The Chestnut Hill Community Association’s Pastorius Park Summer Concerts series will continue next week with a performance by Runa, a traditional celtic band with roots in Chestnut Hill.
The Chestnut Hill Community Association’s Pastorius Park Summer Concerts series will continue next week with a performance by Runa, a traditional celtic band with roots in Chestnut Hill, on July 6 at 7:30 p.m. The series is sponsored by Chestnut Hill Hospital and attendance is free.
“It’s right in the backyard for all of us,” singer Shannon Lambert-Ryan said of Chestnut Hill, even though many band members have moved to different parts of the continent. (Her parents lived in West Mt. Airy.) “The band is more spread out than before, but we still consider it a backyard bill.”
Runa, which will turn 14 in August, has had several different lineups over the years. Today, the band’s members are based in Nashville, Chicago and Canada. Lambert-Ryan has stayed in Philadelphia with her husband, Fionán de Barra, a native of Ireland who plays guitar with the band.
“I was born into it,” de Barra said of celtic music. “I’m one of seven kids and we all play music. We all grew up around music of all sorts.”
Runa tries to take celtic music “to new places with more modern and elaborate arrangements than what would typically be done,” said de Barra, “but with a respect for what’s come before.”
The band experiments with incorporating other genres such as jazz and flamenco into its songwriting, de Barra said.
“That exploration is part of the journey in finding what a song truly deserves,” Lambert-Ryan said. “Some songs get put on the back burner for a while for that reason. We may find it five years later and say ‘Oh that’s what we were going for.’”
And some of those songs that have been in the can for years can be heard on a new Runa album slated to be released in July.
“As the band has changed over the years, we really try to incorporate the styles of whoever is in the band at the time and push boundaries,” Lambert-Ryan said. “It’s a culmination of everybody who’s in the band at the moment.”

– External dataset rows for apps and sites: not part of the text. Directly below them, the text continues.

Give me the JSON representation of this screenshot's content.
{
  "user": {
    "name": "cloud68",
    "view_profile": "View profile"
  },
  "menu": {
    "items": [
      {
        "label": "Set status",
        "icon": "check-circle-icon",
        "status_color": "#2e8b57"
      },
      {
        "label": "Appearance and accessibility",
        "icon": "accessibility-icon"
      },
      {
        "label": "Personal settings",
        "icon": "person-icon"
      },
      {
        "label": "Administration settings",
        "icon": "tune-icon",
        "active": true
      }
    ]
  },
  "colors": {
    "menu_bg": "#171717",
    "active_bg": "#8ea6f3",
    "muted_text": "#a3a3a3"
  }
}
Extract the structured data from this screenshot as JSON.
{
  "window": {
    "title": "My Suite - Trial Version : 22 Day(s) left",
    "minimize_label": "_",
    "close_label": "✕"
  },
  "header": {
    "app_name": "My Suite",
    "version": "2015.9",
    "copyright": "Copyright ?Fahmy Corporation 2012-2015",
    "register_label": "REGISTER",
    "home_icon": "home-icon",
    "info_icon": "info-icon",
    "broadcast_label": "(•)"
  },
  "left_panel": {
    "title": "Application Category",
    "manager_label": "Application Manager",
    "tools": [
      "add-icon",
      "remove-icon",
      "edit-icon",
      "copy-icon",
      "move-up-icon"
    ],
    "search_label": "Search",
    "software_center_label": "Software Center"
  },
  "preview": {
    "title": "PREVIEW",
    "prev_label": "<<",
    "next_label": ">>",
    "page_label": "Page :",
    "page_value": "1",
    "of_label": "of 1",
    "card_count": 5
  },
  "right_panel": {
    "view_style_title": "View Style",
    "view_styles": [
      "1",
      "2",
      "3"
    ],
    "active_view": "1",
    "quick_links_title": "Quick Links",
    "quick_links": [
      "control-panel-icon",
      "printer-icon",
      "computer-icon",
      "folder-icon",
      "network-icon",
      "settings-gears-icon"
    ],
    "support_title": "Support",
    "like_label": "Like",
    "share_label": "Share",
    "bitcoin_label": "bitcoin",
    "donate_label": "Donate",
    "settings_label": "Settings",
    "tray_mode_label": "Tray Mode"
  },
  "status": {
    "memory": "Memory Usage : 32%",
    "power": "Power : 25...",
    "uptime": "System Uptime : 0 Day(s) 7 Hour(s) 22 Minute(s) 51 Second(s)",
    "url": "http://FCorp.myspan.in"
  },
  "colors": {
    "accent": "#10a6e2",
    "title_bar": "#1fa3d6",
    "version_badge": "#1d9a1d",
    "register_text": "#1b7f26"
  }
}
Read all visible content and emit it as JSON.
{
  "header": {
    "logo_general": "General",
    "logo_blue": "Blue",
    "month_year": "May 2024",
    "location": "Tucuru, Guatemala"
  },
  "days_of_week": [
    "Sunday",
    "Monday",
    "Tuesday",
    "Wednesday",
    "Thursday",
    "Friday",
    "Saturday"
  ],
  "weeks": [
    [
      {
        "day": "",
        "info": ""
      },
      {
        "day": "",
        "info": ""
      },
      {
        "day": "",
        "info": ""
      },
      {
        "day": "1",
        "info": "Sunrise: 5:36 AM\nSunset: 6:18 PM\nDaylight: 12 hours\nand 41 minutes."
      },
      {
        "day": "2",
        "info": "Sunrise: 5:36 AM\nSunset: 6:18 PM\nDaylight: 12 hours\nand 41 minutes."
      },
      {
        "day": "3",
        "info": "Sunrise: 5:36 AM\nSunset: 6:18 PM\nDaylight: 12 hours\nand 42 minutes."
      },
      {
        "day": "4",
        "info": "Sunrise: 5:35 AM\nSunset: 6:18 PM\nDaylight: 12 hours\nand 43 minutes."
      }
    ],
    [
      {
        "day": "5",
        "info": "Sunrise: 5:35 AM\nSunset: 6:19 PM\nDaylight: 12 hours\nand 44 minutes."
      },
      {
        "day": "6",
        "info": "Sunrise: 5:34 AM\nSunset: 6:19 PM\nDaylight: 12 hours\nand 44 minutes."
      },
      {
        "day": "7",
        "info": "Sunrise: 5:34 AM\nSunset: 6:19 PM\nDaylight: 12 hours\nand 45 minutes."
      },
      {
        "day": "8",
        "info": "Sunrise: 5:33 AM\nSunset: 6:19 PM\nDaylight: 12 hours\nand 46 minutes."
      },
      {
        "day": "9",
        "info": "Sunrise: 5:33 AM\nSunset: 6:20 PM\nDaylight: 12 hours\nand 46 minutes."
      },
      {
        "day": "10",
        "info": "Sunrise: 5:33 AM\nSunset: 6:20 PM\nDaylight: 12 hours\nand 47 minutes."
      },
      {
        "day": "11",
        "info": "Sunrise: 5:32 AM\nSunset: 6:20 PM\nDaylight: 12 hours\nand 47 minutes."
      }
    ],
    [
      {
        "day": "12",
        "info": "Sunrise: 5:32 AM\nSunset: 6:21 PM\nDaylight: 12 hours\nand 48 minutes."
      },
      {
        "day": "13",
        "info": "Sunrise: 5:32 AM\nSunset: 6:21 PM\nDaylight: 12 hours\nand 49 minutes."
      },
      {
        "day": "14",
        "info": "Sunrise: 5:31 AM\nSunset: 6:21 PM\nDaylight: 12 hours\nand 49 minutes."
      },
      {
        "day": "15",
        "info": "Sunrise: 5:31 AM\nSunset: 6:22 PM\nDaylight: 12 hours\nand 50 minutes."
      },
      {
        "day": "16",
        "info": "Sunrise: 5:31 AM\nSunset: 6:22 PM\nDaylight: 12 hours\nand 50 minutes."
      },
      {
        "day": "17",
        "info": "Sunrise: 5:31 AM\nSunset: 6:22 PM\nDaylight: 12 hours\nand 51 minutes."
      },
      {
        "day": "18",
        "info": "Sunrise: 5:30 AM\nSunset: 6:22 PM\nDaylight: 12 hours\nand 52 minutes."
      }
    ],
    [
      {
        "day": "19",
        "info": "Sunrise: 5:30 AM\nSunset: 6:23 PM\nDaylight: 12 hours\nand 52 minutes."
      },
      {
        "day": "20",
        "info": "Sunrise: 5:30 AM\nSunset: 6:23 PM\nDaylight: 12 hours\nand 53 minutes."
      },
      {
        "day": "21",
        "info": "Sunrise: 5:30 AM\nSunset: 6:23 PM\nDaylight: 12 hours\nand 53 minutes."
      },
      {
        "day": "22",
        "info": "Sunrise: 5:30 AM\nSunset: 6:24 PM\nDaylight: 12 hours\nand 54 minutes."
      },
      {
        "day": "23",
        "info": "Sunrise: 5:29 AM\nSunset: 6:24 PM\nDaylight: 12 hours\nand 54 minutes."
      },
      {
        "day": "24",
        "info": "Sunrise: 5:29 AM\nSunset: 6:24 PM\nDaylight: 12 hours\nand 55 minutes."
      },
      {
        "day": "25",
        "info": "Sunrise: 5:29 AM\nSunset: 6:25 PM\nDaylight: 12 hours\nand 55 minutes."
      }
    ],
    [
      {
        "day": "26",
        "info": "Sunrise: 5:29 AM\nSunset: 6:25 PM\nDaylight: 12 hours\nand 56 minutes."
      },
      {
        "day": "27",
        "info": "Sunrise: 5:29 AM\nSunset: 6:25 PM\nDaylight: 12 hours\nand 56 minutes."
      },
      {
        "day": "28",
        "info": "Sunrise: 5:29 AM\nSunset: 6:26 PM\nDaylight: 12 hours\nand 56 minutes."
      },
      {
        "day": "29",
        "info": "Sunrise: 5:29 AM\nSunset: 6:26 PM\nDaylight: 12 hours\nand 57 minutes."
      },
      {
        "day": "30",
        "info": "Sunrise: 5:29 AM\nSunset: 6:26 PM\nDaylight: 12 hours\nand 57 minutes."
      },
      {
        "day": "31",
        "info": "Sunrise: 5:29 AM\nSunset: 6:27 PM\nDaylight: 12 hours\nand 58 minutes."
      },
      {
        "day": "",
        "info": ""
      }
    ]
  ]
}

The band “pushed for the album to be joyful and celebrating returning to be together again,” Lambert-Ryan added, referencing the music industry’s virtual halt during the pandemic. She describes the album as having “that attitude of dancing in the face of darkness and [being] grateful for what’s in front of you.”
As Runa has ramped back up its live performances, the band is getting back into the groove of its familiar working scenario.
“From the moment we step into a venue and we step onstage everyone is having a great time - mask mandate or not,” de Barra said. “We have so much more of an understanding of what it means to people to go to shows.”
For Runa, live shows also are an opportunity to make a difference in the community. For that reason, Runa fans - or Runatics, as the band refers to them - who attend the Pastorius Park concert are encouraged to bring a pair of brand new socks, which the band plans to donate to a local organization that supports people with housing insecurities.
“It seems like a really small gesture, but for someone who can’t afford new socks, it’s a huge gesture,” Lambert-Ryan said. “We attempt to donate them locally wherever we’re performing.”
The July 6 show will be Runa’s fourth time performing in Pastorius Park.
“It’s something we’re so looking forward to,” Lambert-Ryan said. “It’s a gorgeous space. When everybody gathers there, it’s a magical evening and a magical experience so we’re excited to be going back.”